magnificent as reflected by the curved wall of the Romanesque church's
apse. They presented sacred compositions and special arrangements made
for them. Rajaton means boundless, unlimited, and this personable group
has won international regard in music encompassing pop and folk music
as well as the sacred music they brought to this festival; in the post-concert
partying every night, sometimes till 4 a.m, we heard Rajaton give their
version of a Rolling Stones favourite. Rajaton was coupled in this concert
with a sequence of Nepalese dances, the exotically costumed Charya Nritya-Dance
Mandal dancing around the Allenstadt altar to delight and acclamation
(CD K14 from MSI).
There were only very few disappointments
and miscalculations. The Ugandan choir from Kampala would better have
avoided the type of hymn which derived from the baleful influence of
British colonisation; their technique was inadequate for European derived
repertoire. However, they came alive when connecting with their own
culture; with traditional rhythms, accompanied by drums, woodblock instruments
and shakers, they warmed up the audience in infectious dance.
There are daily 'cultural tours'
to the concerts in the area and coach trips through spectacular countryside
which take in wonders such as King Ludwig's bizarre Wagnerian Royal
Castle of Neuschwanstein. Meals (veritable banquets) were organised
in august historic surroundings, all for very modest cost; ideal for
visitors from abroad.
Invited guests, including some
fifty press representatives, were looked after in style, with shuttle
transport to and from their accommodation to chosen venues of their
own choice. Many visiting performers were put up in local residents'
homes, another crucial opportunity for members of the German public
to get to know people from remote cultures personally.
The documentation for these festivals
is impressive. Dolf Rabus is insistent that it is essential to provide
words and translations for fuller understanding at the concerts (something
for which Seen & Heard campaigned from its inception) and the festival
programme books have learned articles by specialists which discuss in
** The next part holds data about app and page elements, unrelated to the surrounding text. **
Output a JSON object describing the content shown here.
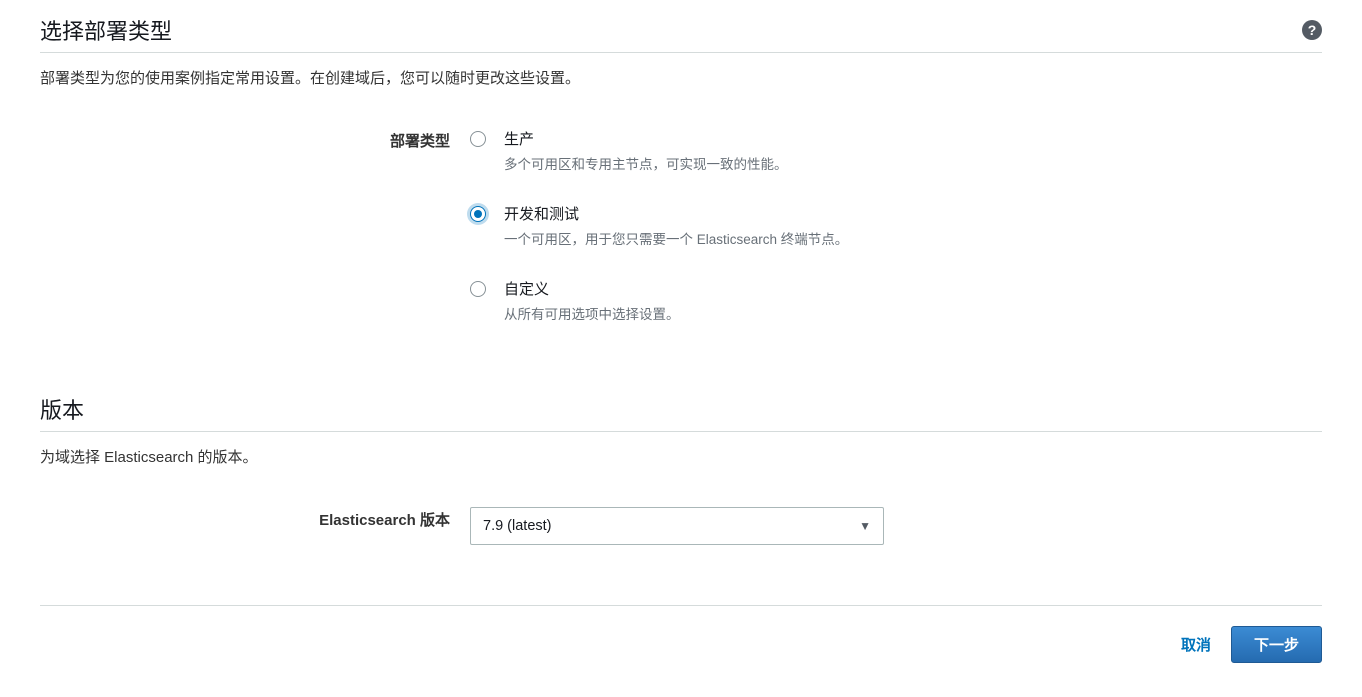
{
  "deployment": {
    "title": "选择部署类型",
    "description": "部署类型为您的使用案例指定常用设置。在创建域后，您可以随时更改这些设置。",
    "label": "部署类型",
    "options": [
      {
        "label": "生产",
        "description": "多个可用区和专用主节点，可实现一致的性能。",
        "selected": false
      },
      {
        "label": "开发和测试",
        "description": "一个可用区，用于您只需要一个 Elasticsearch 终端节点。",
        "selected": true
      },
      {
        "label": "自定义",
        "description": "从所有可用选项中选择设置。",
        "selected": false
      }
    ]
  },
  "version": {
    "title": "版本",
    "description": "为域选择 Elasticsearch 的版本。",
    "label": "Elasticsearch 版本",
    "selected": "7.9 (latest)"
  },
  "footer": {
    "cancel": "取消",
    "next": "下一步"
  },
  "icons": {
    "help": "?"
  }
}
depth the music of the different cultures represented.
There are fine quality CDs of
each concert programme, made in MSI's own studio and, miraculously,
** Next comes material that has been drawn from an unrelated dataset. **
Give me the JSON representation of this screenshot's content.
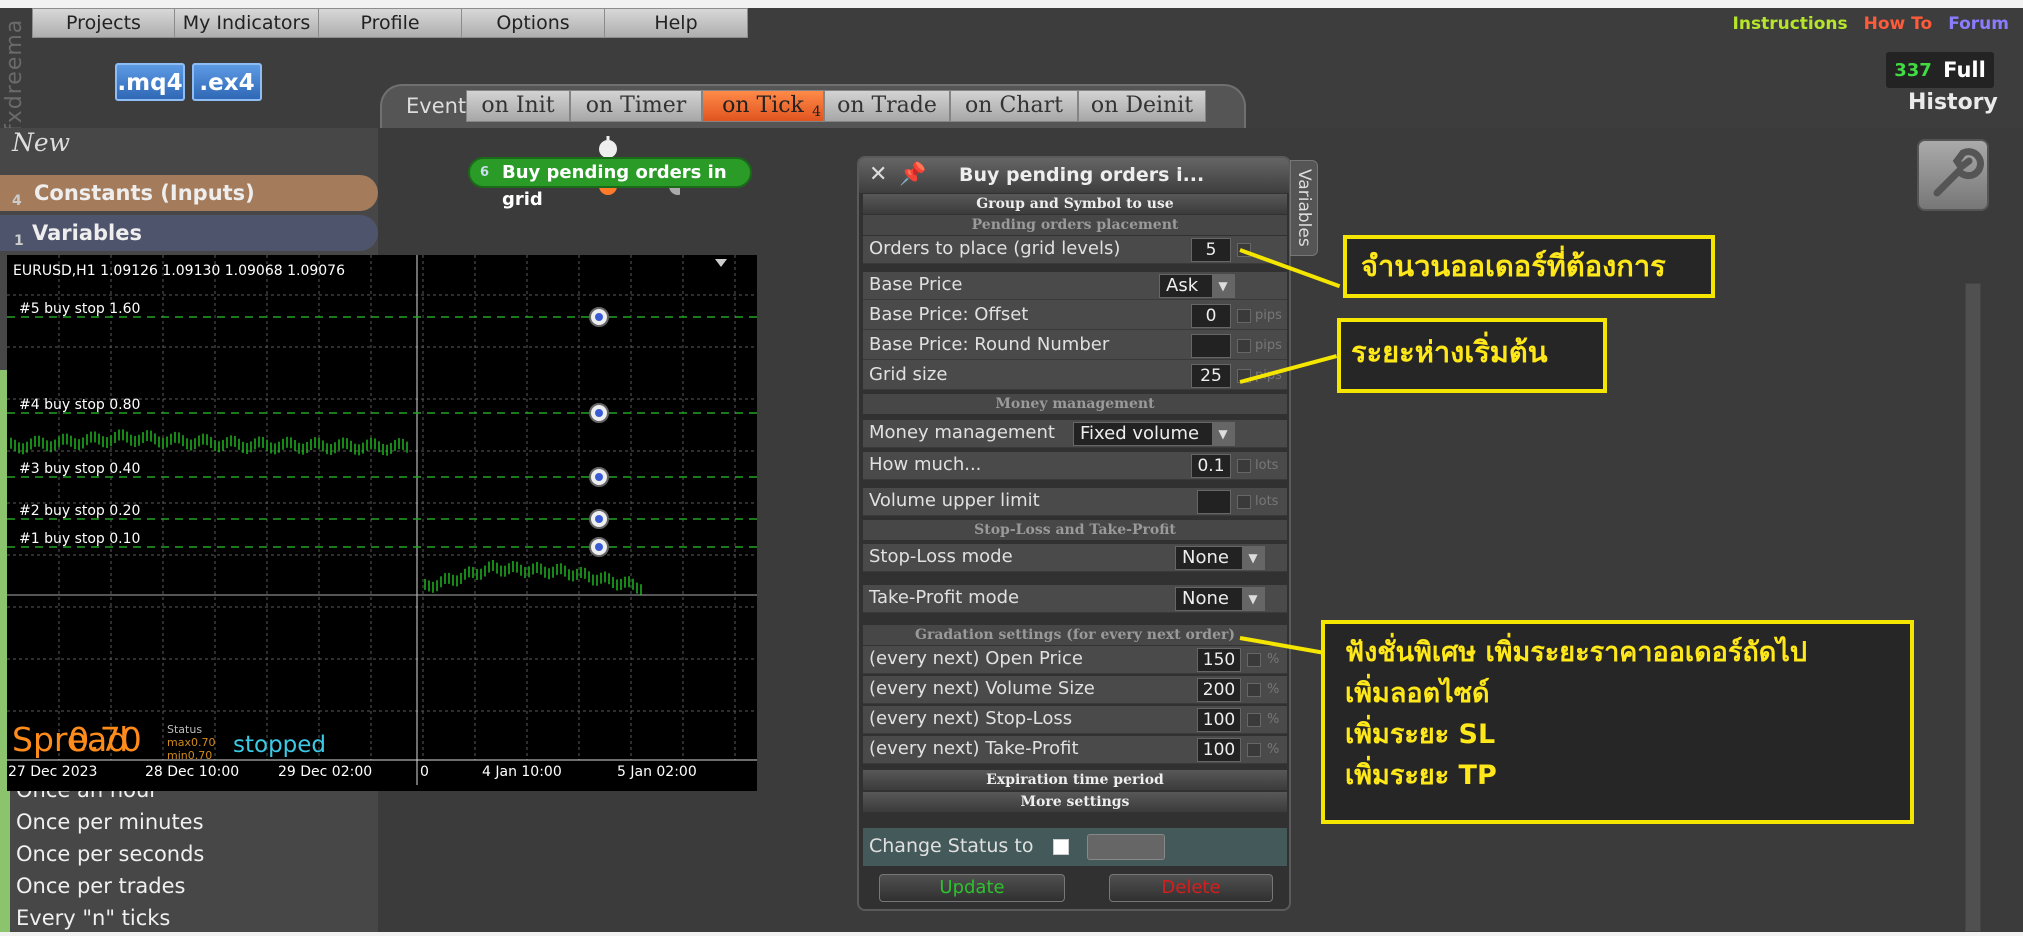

put on sale the following day; several of them recommended above. The
subsequent double-CDs of each of the festivals become collectors' items
of lasting interest. The compilations are well selected to make balanced
programmes of a satisfyingly high performance standard in live recordings
which capture the advantageous acoustics of the churches. The professional
production, illustrated and with texts included, is uniformly excellent
- they are well worth acquiring.
Peter Grahame Woolf
(Editor Emeritus Seen & Heard)
An expanded and illustrated version
of this report will appear shortly on Musical
Information about future festivals
and CD purchase from Musica Sacra International's website and by mail